> [TASK TO COMPLETE]
Only the lines with the string "JSON" are needed; return each of them from the entries below.

> [SOURCE DATA]
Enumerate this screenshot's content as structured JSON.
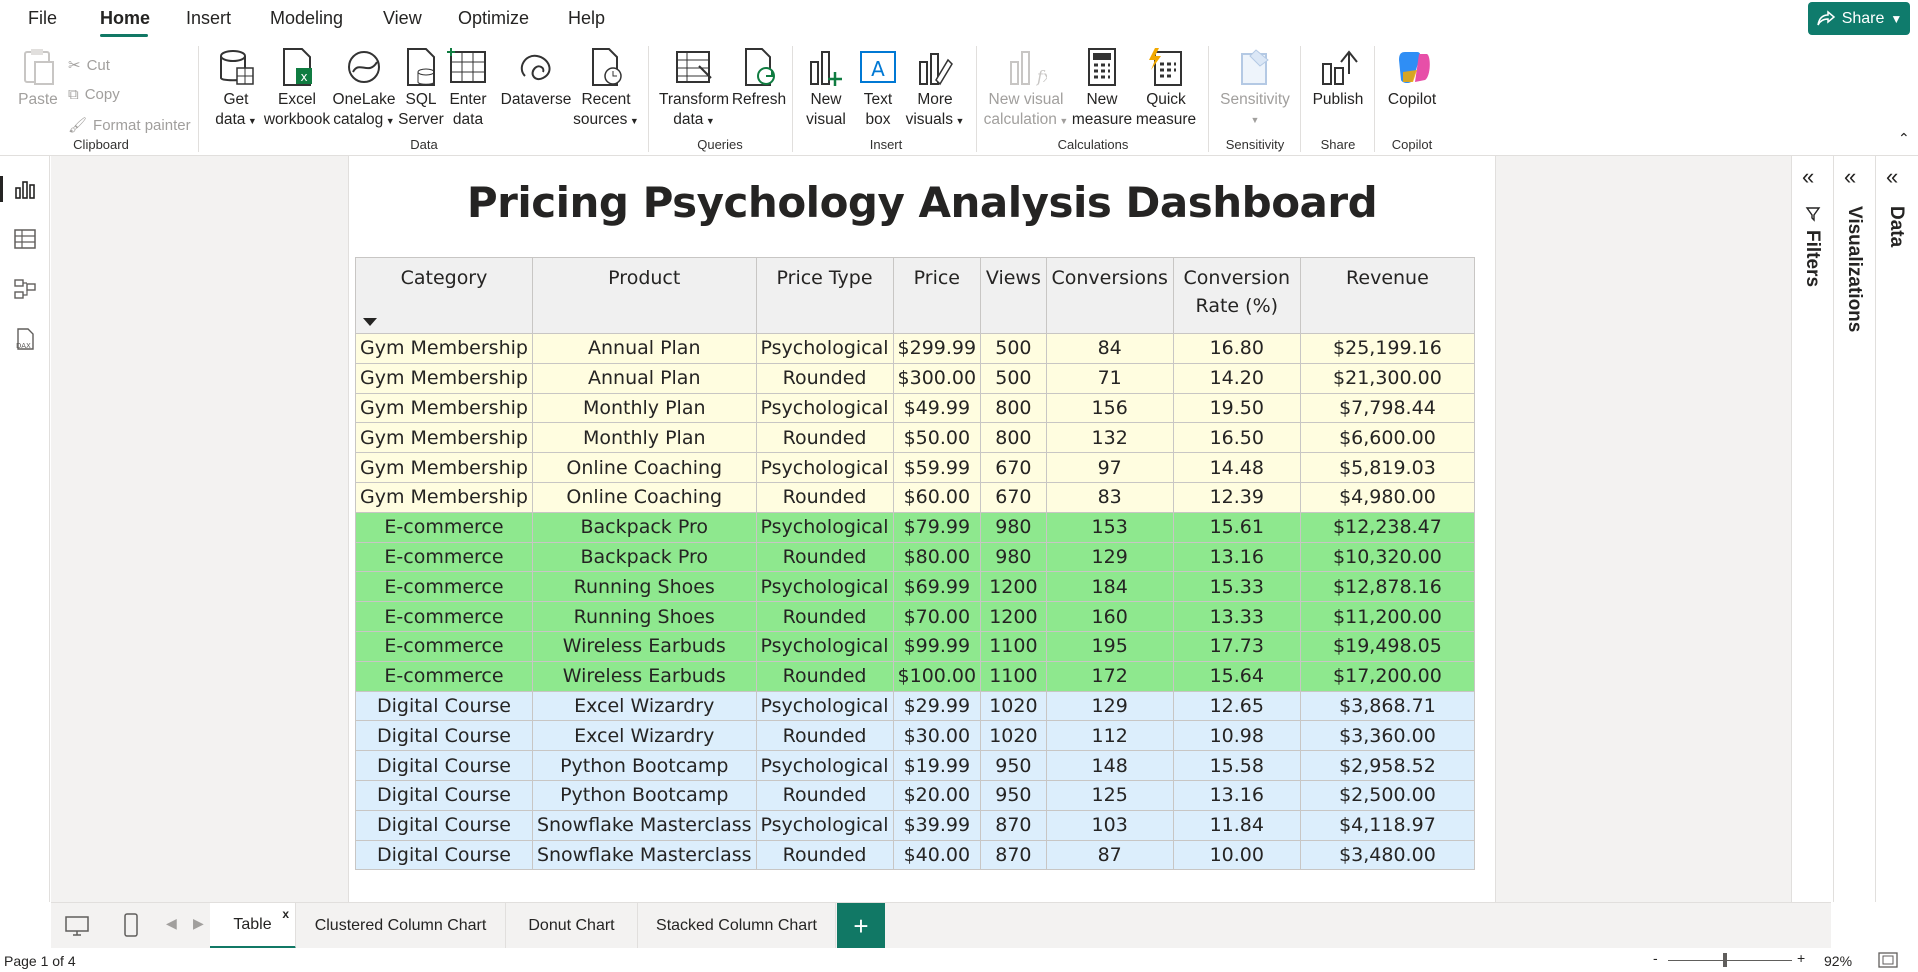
{
  "menu": {
    "file": "File",
    "home": "Home",
    "insert": "Insert",
    "modeling": "Modeling",
    "view": "View",
    "optimize": "Optimize",
    "help": "Help",
    "share": "Share"
  },
  "ribbon": {
    "clipboard": {
      "paste": "Paste",
      "cut": "Cut",
      "copy": "Copy",
      "format_painter": "Format painter",
      "label": "Clipboard"
    },
    "data": {
      "get_data_1": "Get",
      "get_data_2": "data",
      "excel_1": "Excel",
      "excel_2": "workbook",
      "onelake_1": "OneLake",
      "onelake_2": "catalog",
      "sql_1": "SQL",
      "sql_2": "Server",
      "enter_1": "Enter",
      "enter_2": "data",
      "dataverse": "Dataverse",
      "recent_1": "Recent",
      "recent_2": "sources",
      "label": "Data"
    },
    "queries": {
      "transform_1": "Transform",
      "transform_2": "data",
      "refresh": "Refresh",
      "label": "Queries"
    },
    "insert": {
      "newvisual_1": "New",
      "newvisual_2": "visual",
      "textbox_1": "Text",
      "textbox_2": "box",
      "more_1": "More",
      "more_2": "visuals",
      "label": "Insert"
    },
    "calculations": {
      "nvc_1": "New visual",
      "nvc_2": "calculation",
      "nm_1": "New",
      "nm_2": "measure",
      "qm_1": "Quick",
      "qm_2": "measure",
      "label": "Calculations"
    },
    "sensitivity": {
      "btn": "Sensitivity",
      "label": "Sensitivity"
    },
    "share": {
      "publish": "Publish",
      "label": "Share"
    },
    "copilot": {
      "btn": "Copilot",
      "label": "Copilot"
    }
  },
  "report": {
    "title": "Pricing Psychology Analysis Dashboard",
    "columns": [
      "Category",
      "Product",
      "Price Type",
      "Price",
      "Views",
      "Conversions",
      "Conversion Rate (%)",
      "Revenue"
    ],
    "rows": [
      {
        "g": "gym",
        "c": [
          "Gym Membership",
          "Annual Plan",
          "Psychological",
          "$299.99",
          "500",
          "84",
          "16.80",
          "$25,199.16"
        ]
      },
      {
        "g": "gym",
        "c": [
          "Gym Membership",
          "Annual Plan",
          "Rounded",
          "$300.00",
          "500",
          "71",
          "14.20",
          "$21,300.00"
        ]
      },
      {
        "g": "gym",
        "c": [
          "Gym Membership",
          "Monthly Plan",
          "Psychological",
          "$49.99",
          "800",
          "156",
          "19.50",
          "$7,798.44"
        ]
      },
      {
        "g": "gym",
        "c": [
          "Gym Membership",
          "Monthly Plan",
          "Rounded",
          "$50.00",
          "800",
          "132",
          "16.50",
          "$6,600.00"
        ]
      },
      {
        "g": "gym",
        "c": [
          "Gym Membership",
          "Online Coaching",
          "Psychological",
          "$59.99",
          "670",
          "97",
          "14.48",
          "$5,819.03"
        ]
      },
      {
        "g": "gym",
        "c": [
          "Gym Membership",
          "Online Coaching",
          "Rounded",
          "$60.00",
          "670",
          "83",
          "12.39",
          "$4,980.00"
        ]
      },
      {
        "g": "ec",
        "c": [
          "E-commerce",
          "Backpack Pro",
          "Psychological",
          "$79.99",
          "980",
          "153",
          "15.61",
          "$12,238.47"
        ]
      },
      {
        "g": "ec",
        "c": [
          "E-commerce",
          "Backpack Pro",
          "Rounded",
          "$80.00",
          "980",
          "129",
          "13.16",
          "$10,320.00"
        ]
      },
      {
        "g": "ec",
        "c": [
          "E-commerce",
          "Running Shoes",
          "Psychological",
          "$69.99",
          "1200",
          "184",
          "15.33",
          "$12,878.16"
        ]
      },
      {
        "g": "ec",
        "c": [
          "E-commerce",
          "Running Shoes",
          "Rounded",
          "$70.00",
          "1200",
          "160",
          "13.33",
          "$11,200.00"
        ]
      },
      {
        "g": "ec",
        "c": [
          "E-commerce",
          "Wireless Earbuds",
          "Psychological",
          "$99.99",
          "1100",
          "195",
          "17.73",
          "$19,498.05"
        ]
      },
      {
        "g": "ec",
        "c": [
          "E-commerce",
          "Wireless Earbuds",
          "Rounded",
          "$100.00",
          "1100",
          "172",
          "15.64",
          "$17,200.00"
        ]
      },
      {
        "g": "dc",
        "c": [
          "Digital Course",
          "Excel Wizardry",
          "Psychological",
          "$29.99",
          "1020",
          "129",
          "12.65",
          "$3,868.71"
        ]
      },
      {
        "g": "dc",
        "c": [
          "Digital Course",
          "Excel Wizardry",
          "Rounded",
          "$30.00",
          "1020",
          "112",
          "10.98",
          "$3,360.00"
        ]
      },
      {
        "g": "dc",
        "c": [
          "Digital Course",
          "Python Bootcamp",
          "Psychological",
          "$19.99",
          "950",
          "148",
          "15.58",
          "$2,958.52"
        ]
      },
      {
        "g": "dc",
        "c": [
          "Digital Course",
          "Python Bootcamp",
          "Rounded",
          "$20.00",
          "950",
          "125",
          "13.16",
          "$2,500.00"
        ]
      },
      {
        "g": "dc",
        "c": [
          "Digital Course",
          "Snowflake Masterclass",
          "Psychological",
          "$39.99",
          "870",
          "103",
          "11.84",
          "$4,118.97"
        ]
      },
      {
        "g": "dc",
        "c": [
          "Digital Course",
          "Snowflake Masterclass",
          "Rounded",
          "$40.00",
          "870",
          "87",
          "10.00",
          "$3,480.00"
        ]
      }
    ]
  },
  "panels": {
    "filters": "Filters",
    "visualizations": "Visualizations",
    "data": "Data"
  },
  "tabs": {
    "t1": "Table",
    "t2": "Clustered Column Chart",
    "t3": "Donut Chart",
    "t4": "Stacked Column Chart",
    "add": "+",
    "close": "x"
  },
  "status": {
    "page": "Page 1 of 4",
    "zoom": "92%"
  },
  "colors": {
    "accent": "#117865",
    "gym_row": "#fffde0",
    "ecommerce_row": "#8ee88e",
    "course_row": "#dceefc"
  }
}
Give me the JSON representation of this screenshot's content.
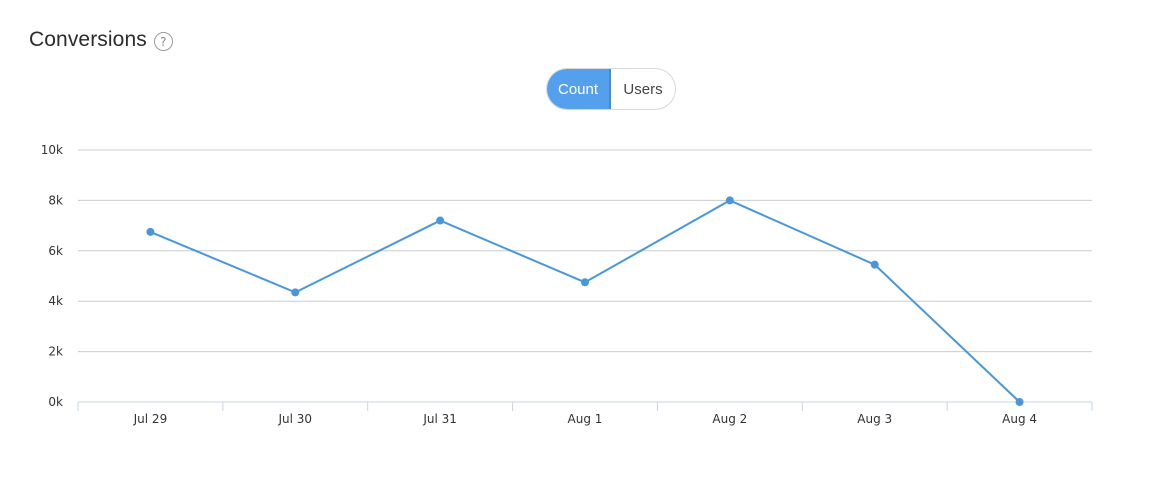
{
  "header": {
    "title": "Conversions",
    "help": "?"
  },
  "toggle": {
    "options": [
      "Count",
      "Users"
    ],
    "active": "Count"
  },
  "colors": {
    "line": "#4a97d8",
    "grid": "#c8ccd0",
    "toggle_active": "#55a0ec"
  },
  "chart_data": {
    "type": "line",
    "categories": [
      "Jul 29",
      "Jul 30",
      "Jul 31",
      "Aug 1",
      "Aug 2",
      "Aug 3",
      "Aug 4"
    ],
    "series": [
      {
        "values": [
          6750,
          4350,
          7200,
          4750,
          8000,
          5450,
          0
        ]
      }
    ],
    "yticks": [
      "0k",
      "2k",
      "4k",
      "6k",
      "8k",
      "10k"
    ],
    "ylim": [
      0,
      10000
    ],
    "grid": true,
    "legend": "none"
  }
}
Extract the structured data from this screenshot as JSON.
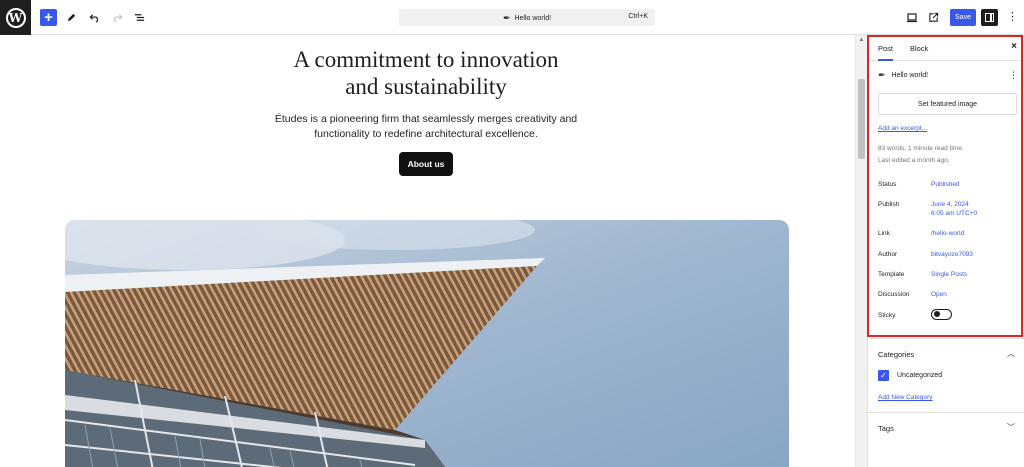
{
  "toolbar": {
    "logo_glyph": "W",
    "add_icon": "+",
    "cmd_title": "Hello world!",
    "cmd_shortcut": "Ctrl+K",
    "save_label": "Save"
  },
  "content": {
    "heading_line1": "A commitment to innovation",
    "heading_line2": "and sustainability",
    "lede_line1": "Études is a pioneering firm that seamlessly merges creativity and",
    "lede_line2": "functionality to redefine architectural excellence.",
    "button_label": "About us"
  },
  "sidebar": {
    "tabs": [
      "Post",
      "Block"
    ],
    "close_glyph": "×",
    "post_title": "Hello world!",
    "featured_image_label": "Set featured image",
    "excerpt_link": "Add an excerpt...",
    "meta_line1": "83 words, 1 minute read time.",
    "meta_line2": "Last edited a month ago.",
    "fields": {
      "status": {
        "label": "Status",
        "value": "Published"
      },
      "publish": {
        "label": "Publish",
        "value_line1": "June 4, 2024",
        "value_line2": "6:05 am UTC+0"
      },
      "link": {
        "label": "Link",
        "value": "/hello-world"
      },
      "author": {
        "label": "Author",
        "value": "bitvayoze7093"
      },
      "template": {
        "label": "Template",
        "value": "Single Posts"
      },
      "discussion": {
        "label": "Discussion",
        "value": "Open"
      },
      "sticky": {
        "label": "Sticky",
        "value": false
      }
    },
    "categories": {
      "title": "Categories",
      "items": [
        {
          "label": "Uncategorized",
          "checked": true
        }
      ],
      "add_new": "Add New Category"
    },
    "tags": {
      "title": "Tags"
    }
  },
  "colors": {
    "accent": "#3858e9",
    "highlight": "#e02424",
    "dark": "#1e1e1e"
  },
  "icons": [
    "wordpress-logo-icon",
    "add-block-icon",
    "pen-tool-icon",
    "undo-icon",
    "redo-icon",
    "list-view-icon",
    "feather-icon",
    "desktop-preview-icon",
    "external-view-icon",
    "sidebar-settings-icon",
    "more-options-icon",
    "close-icon",
    "chevron-up-icon",
    "chevron-down-icon",
    "checkbox-checked-icon"
  ]
}
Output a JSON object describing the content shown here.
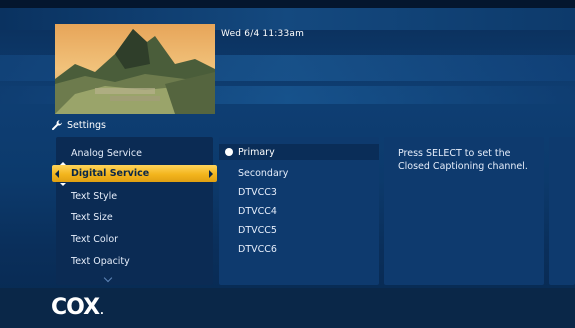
{
  "header": {
    "datetime": "Wed 6/4  11:33am"
  },
  "thumbnail": {
    "icon": "mountain-landscape"
  },
  "section": {
    "title": "Settings",
    "icon": "wrench-icon"
  },
  "menu": {
    "items": [
      "Analog Service",
      "Digital Service",
      "Text Style",
      "Text Size",
      "Text Color",
      "Text Opacity"
    ],
    "selected_index": 1
  },
  "options": {
    "items": [
      "Primary",
      "Secondary",
      "DTVCC3",
      "DTVCC4",
      "DTVCC5",
      "DTVCC6"
    ],
    "selected_index": 0
  },
  "help": {
    "text": "Press SELECT to set the Closed Captioning channel."
  },
  "brand": {
    "logo": "COX",
    "logo_suffix": "."
  },
  "colors": {
    "highlight": "#f3b51d",
    "panel": "#0e3a6e",
    "background": "#0c3a6c"
  }
}
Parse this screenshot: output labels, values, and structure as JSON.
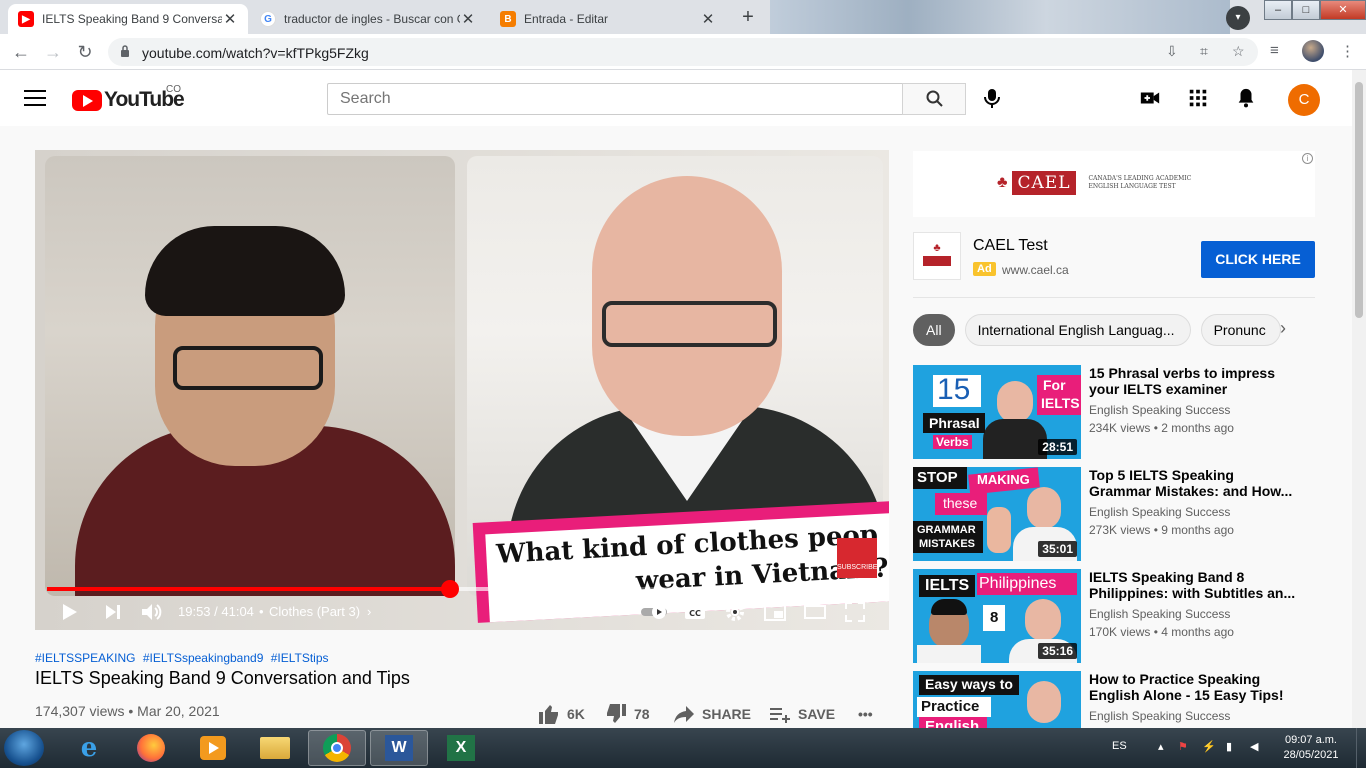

> [SOLUTION TO THE EXERCISE]
Enumerate this screenshot's content as structured JSON.
Give me the JSON representation of this screenshot's content.
Extract the structured data from this screenshot as JSON.
Output a JSON object describing the content shown here.
Parse this screenshot: output labels, values, and structure as JSON.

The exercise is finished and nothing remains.